Graham Reid | | 2 min read
Given Frank Zappa's proclivity towards oddball performers and different musicians -- Captain Beefheart, the GTOs, the Shaggs -- it's hardly surprising he should be the one who brought Wild Man Fischer into the vocabulary of outsider musicians.
And Fischer was very outside.
In '68 Zappa recorded a double album of Fischer's singing and rants as An Evening with Wild Man Fischer, the title suggesting a lounge act or comedy performance.
Needless to say, it was neither.
Some of it was recorded on the street where he would bellow out his original songs "for a dime", usually his whooping Merry Go Round, some spoken word rants ("I'm Not Shy Anymore"), recorded conversations, and some studio recordings where he wanders off-mike, guest spots from Kim Fowley and Rodney Bingenheimer as quasi-Beat cheerleaders for Fischer . . .
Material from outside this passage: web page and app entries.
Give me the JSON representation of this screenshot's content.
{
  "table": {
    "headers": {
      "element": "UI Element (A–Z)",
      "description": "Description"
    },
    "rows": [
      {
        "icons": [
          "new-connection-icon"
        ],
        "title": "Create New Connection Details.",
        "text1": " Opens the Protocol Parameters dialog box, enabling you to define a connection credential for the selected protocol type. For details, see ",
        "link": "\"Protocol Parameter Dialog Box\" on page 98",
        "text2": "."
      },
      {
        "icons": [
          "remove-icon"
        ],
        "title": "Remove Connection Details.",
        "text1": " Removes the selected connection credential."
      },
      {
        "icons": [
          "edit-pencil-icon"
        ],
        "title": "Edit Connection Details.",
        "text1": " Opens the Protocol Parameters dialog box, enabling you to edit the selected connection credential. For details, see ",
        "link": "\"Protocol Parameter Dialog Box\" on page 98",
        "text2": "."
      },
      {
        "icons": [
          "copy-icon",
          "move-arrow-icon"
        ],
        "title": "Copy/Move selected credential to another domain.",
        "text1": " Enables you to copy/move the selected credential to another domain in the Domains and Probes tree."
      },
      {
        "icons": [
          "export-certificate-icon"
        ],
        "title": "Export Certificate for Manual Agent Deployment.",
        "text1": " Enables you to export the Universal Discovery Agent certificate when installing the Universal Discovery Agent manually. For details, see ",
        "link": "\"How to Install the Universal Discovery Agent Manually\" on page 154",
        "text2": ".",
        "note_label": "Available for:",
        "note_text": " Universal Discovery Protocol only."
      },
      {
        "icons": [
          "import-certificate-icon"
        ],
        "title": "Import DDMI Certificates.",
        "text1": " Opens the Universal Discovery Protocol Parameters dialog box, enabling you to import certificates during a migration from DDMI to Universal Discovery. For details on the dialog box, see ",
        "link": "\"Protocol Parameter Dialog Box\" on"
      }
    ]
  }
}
It's less an album than collision of indulgence, insanity, yuck-yuck humour and mad songs from a man of modest talent (if any) but an unshakeable need to sing and shout.
Curiously enough, Zappa wasn't the first to stumble across the peculiar talents of Fischer who had previously been incarcerated in a mental hospital as a teenager -- twice, diagnosed as a paranoid schizophrenia. Solomon Burke -- who gave him the name "Wild Man" took him on a tour after seeing him at a talent show, and Fischer had tried to interest Phil Spector in producing him.
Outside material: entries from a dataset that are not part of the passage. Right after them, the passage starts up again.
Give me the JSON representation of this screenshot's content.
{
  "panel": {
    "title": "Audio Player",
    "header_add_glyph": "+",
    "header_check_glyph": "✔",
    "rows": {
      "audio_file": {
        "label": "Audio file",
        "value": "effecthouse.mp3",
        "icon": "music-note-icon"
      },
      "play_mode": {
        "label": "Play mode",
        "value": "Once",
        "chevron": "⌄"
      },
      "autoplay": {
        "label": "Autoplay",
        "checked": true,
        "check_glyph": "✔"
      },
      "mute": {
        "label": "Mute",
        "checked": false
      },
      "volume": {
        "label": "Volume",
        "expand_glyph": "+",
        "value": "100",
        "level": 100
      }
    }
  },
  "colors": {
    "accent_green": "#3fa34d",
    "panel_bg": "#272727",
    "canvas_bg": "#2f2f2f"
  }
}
In him, Zappa probably heard a kindred spirit -- the freak aspect -- and Fischer toured with Zappa and the Mothers.
You have to admire his willingness to sing whatever came into his head with no discernible thought to melody, although it is clear from hs wordless interpolations he probably heard some kind of arrangement in his head.
He fell out with Zappa over money but, although times got tough, he just kept doing whatever it was he did and as his profile fell his cult status went up.
There were other recordings (The Fischer King) but his mental illness was always going to ensure times would be tough for the Wild Man.
This rare, untutored, odd but hardly unique singer spent the last seven years of his life on daily medication in a state-assisted home. He died in 2011 aged 66.
Wild Man Fischer was certainly an unusual character and his music has a naive, enjoyable and slightly disturbing quality. At times -- Start Life Over Again, The Mope -- you can almost hear a pop song emerging.
For other articles in the series of strange characters in music, WE NEED TO TALK ABOUT . . . go here.